* **Task description**
Wherever a line in the data below holds "this", copy that line.

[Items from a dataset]
■ ■ ■ ■ ■ ■ ■

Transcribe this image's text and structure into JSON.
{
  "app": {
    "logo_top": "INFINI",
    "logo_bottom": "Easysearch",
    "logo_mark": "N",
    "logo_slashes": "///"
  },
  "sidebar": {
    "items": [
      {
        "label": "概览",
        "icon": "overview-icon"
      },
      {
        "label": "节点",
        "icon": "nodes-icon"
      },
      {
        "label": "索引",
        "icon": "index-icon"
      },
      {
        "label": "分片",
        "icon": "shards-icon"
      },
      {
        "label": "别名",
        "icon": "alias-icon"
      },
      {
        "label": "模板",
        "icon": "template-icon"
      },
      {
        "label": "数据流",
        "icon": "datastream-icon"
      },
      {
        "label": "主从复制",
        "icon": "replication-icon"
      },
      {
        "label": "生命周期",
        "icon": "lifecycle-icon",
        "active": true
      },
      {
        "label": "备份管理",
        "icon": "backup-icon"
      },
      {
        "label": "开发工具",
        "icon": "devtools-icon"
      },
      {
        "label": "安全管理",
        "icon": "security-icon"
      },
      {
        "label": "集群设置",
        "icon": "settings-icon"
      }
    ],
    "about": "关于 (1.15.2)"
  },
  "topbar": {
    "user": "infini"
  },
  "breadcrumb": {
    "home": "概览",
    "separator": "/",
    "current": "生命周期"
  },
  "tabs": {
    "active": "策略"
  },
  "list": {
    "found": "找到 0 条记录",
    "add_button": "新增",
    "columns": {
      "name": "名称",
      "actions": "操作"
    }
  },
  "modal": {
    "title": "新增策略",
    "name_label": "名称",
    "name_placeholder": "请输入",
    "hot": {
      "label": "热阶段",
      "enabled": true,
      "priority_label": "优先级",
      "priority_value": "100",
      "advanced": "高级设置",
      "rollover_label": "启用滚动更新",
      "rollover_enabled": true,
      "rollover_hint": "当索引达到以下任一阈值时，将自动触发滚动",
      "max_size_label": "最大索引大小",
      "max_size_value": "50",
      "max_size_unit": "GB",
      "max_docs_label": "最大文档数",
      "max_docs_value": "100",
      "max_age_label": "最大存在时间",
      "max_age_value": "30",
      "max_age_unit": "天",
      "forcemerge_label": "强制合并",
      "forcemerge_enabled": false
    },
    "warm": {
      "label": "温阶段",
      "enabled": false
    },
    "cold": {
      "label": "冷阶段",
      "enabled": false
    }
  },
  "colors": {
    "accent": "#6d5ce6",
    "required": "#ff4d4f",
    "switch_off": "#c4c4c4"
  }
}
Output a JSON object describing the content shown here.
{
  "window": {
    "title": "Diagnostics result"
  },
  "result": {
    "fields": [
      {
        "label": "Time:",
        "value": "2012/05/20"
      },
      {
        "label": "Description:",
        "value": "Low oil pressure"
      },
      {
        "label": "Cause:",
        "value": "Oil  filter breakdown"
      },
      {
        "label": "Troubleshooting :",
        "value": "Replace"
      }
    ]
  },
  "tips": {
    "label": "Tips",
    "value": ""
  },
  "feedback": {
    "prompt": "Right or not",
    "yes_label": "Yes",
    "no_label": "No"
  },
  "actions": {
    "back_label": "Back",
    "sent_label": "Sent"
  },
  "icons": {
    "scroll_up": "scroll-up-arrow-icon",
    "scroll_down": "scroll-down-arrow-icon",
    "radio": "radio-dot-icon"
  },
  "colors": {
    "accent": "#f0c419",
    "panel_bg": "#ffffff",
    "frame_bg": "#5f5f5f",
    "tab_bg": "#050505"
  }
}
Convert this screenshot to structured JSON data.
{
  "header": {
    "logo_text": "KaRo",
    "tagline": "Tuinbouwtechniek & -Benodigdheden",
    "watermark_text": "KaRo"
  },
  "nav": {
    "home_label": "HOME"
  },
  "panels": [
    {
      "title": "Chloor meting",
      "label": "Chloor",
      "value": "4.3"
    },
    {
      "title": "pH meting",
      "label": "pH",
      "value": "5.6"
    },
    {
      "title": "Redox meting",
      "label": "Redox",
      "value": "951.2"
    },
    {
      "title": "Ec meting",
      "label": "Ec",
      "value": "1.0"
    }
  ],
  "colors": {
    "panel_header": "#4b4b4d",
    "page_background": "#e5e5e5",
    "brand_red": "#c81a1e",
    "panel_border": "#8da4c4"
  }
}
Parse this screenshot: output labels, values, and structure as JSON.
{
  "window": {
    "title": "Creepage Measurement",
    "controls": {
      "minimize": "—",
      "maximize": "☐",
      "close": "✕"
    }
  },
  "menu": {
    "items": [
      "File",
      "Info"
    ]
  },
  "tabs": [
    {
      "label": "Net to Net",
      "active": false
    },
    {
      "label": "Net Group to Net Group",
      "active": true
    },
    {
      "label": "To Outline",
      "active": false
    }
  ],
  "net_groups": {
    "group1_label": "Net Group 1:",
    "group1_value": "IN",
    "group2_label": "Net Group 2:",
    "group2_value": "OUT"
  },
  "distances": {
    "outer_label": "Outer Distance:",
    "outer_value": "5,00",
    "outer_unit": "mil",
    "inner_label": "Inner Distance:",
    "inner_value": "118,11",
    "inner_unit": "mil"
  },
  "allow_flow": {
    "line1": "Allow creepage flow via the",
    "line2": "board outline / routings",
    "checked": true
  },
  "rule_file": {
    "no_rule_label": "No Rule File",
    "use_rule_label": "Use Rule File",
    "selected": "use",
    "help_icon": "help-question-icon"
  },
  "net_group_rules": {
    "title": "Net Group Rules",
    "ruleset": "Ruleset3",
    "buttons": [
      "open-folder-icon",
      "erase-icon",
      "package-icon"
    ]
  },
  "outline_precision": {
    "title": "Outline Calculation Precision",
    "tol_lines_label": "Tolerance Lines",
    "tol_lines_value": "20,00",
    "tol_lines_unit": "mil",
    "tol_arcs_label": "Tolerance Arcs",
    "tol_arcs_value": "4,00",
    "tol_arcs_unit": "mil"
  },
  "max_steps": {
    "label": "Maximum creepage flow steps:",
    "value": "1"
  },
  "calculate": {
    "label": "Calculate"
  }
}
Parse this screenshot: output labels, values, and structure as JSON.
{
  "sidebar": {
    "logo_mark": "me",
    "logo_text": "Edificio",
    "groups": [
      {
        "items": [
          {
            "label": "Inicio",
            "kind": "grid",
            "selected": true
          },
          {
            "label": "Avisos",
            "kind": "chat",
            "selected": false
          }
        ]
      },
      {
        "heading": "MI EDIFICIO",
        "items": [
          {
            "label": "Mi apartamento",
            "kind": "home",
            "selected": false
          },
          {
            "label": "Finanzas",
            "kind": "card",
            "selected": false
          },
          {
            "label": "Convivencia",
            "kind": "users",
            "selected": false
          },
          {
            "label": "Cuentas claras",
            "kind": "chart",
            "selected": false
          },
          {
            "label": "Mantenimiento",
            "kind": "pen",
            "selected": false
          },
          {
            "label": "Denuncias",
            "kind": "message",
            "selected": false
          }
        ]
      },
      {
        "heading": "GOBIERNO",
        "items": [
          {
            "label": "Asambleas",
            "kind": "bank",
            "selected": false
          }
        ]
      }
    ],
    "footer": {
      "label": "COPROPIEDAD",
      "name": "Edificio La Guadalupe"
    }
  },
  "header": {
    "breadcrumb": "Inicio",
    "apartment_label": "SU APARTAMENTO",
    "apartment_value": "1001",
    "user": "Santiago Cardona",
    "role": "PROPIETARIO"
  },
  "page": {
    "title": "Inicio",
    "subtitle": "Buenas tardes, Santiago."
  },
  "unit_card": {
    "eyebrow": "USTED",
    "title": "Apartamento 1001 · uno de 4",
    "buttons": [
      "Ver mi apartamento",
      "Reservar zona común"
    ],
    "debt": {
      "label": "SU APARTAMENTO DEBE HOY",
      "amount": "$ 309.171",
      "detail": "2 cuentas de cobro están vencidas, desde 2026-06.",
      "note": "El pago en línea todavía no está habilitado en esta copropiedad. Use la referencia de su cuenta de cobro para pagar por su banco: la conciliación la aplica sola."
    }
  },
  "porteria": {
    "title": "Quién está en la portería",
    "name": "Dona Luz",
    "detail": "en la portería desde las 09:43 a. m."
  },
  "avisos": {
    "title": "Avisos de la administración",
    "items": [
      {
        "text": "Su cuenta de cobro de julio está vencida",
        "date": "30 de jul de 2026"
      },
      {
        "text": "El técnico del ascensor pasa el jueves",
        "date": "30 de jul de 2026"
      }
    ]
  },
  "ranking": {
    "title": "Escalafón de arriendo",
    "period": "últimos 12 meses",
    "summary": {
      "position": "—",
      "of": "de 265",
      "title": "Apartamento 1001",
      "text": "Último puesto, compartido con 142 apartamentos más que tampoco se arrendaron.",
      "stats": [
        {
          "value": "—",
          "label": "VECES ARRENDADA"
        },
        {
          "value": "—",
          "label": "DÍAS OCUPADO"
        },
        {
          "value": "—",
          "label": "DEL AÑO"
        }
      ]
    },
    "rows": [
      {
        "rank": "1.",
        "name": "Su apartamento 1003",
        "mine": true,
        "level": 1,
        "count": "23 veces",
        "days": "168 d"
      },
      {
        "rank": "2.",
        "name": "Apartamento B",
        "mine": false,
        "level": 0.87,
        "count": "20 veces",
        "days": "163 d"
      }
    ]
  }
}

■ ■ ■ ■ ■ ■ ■

* **Written response**
Transcribe this image's text and structure into JSON.
Convert this screenshot to structured JSON data.
Parse this screenshot: output labels, values, and structure as JSON.
Parse this screenshot: output labels, values, and structure as JSON.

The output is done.